Gather, from the listing beneath this task, every line holding the string "icon".
● ● ● ● ●
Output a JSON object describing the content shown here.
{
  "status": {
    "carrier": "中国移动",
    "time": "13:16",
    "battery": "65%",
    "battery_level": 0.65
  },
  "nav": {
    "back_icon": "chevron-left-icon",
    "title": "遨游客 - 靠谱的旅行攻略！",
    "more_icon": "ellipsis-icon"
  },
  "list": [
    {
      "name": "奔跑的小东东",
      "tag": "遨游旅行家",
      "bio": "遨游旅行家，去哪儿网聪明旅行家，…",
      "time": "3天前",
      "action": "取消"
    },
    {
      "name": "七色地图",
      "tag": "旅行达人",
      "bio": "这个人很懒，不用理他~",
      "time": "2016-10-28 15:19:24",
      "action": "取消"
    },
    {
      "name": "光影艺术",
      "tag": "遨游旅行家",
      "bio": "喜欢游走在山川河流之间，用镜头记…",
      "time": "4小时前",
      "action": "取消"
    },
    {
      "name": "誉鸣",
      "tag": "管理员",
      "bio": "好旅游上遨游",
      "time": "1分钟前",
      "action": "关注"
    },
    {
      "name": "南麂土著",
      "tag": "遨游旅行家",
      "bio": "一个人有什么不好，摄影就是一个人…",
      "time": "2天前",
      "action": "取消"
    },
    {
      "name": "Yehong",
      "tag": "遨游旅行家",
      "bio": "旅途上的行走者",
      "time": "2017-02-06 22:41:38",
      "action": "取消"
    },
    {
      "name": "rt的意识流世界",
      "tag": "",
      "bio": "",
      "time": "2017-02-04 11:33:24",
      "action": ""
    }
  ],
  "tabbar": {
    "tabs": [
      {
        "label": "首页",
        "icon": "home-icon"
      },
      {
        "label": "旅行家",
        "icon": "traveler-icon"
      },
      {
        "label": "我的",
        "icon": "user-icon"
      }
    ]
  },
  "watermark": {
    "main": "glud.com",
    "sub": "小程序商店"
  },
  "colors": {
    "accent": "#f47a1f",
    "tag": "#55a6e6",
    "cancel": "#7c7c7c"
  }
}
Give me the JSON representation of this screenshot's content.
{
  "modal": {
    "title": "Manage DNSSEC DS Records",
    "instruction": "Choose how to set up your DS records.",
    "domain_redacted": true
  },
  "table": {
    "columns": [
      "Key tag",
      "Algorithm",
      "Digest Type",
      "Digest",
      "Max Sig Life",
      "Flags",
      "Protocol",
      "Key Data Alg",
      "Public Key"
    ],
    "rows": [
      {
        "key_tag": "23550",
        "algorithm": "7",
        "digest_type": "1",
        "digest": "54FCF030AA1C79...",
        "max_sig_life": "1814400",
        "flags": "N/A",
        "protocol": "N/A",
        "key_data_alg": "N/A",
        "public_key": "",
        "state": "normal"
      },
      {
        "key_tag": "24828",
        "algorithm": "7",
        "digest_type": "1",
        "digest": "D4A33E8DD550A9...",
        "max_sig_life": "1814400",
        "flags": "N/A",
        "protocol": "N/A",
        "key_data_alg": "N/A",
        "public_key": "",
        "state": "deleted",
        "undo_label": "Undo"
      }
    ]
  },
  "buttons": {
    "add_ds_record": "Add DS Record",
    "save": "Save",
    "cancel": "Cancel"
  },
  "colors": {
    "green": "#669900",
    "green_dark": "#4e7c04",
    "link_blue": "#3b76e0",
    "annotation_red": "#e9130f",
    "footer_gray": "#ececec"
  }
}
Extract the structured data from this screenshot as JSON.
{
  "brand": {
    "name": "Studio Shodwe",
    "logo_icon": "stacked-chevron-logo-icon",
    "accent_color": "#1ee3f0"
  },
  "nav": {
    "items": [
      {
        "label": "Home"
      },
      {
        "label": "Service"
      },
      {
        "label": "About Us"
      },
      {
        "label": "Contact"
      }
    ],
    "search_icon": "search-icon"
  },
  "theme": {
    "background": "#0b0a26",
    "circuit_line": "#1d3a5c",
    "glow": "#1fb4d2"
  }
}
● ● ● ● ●
_Solution for this problem_.
    "back_icon": "chevron-left-icon",
    "more_icon": "ellipsis-icon"
        "icon": "home-icon"
        "icon": "traveler-icon"
        "icon": "user-icon"
    "logo_icon": "stacked-chevron-logo-icon",
    "search_icon": "search-icon"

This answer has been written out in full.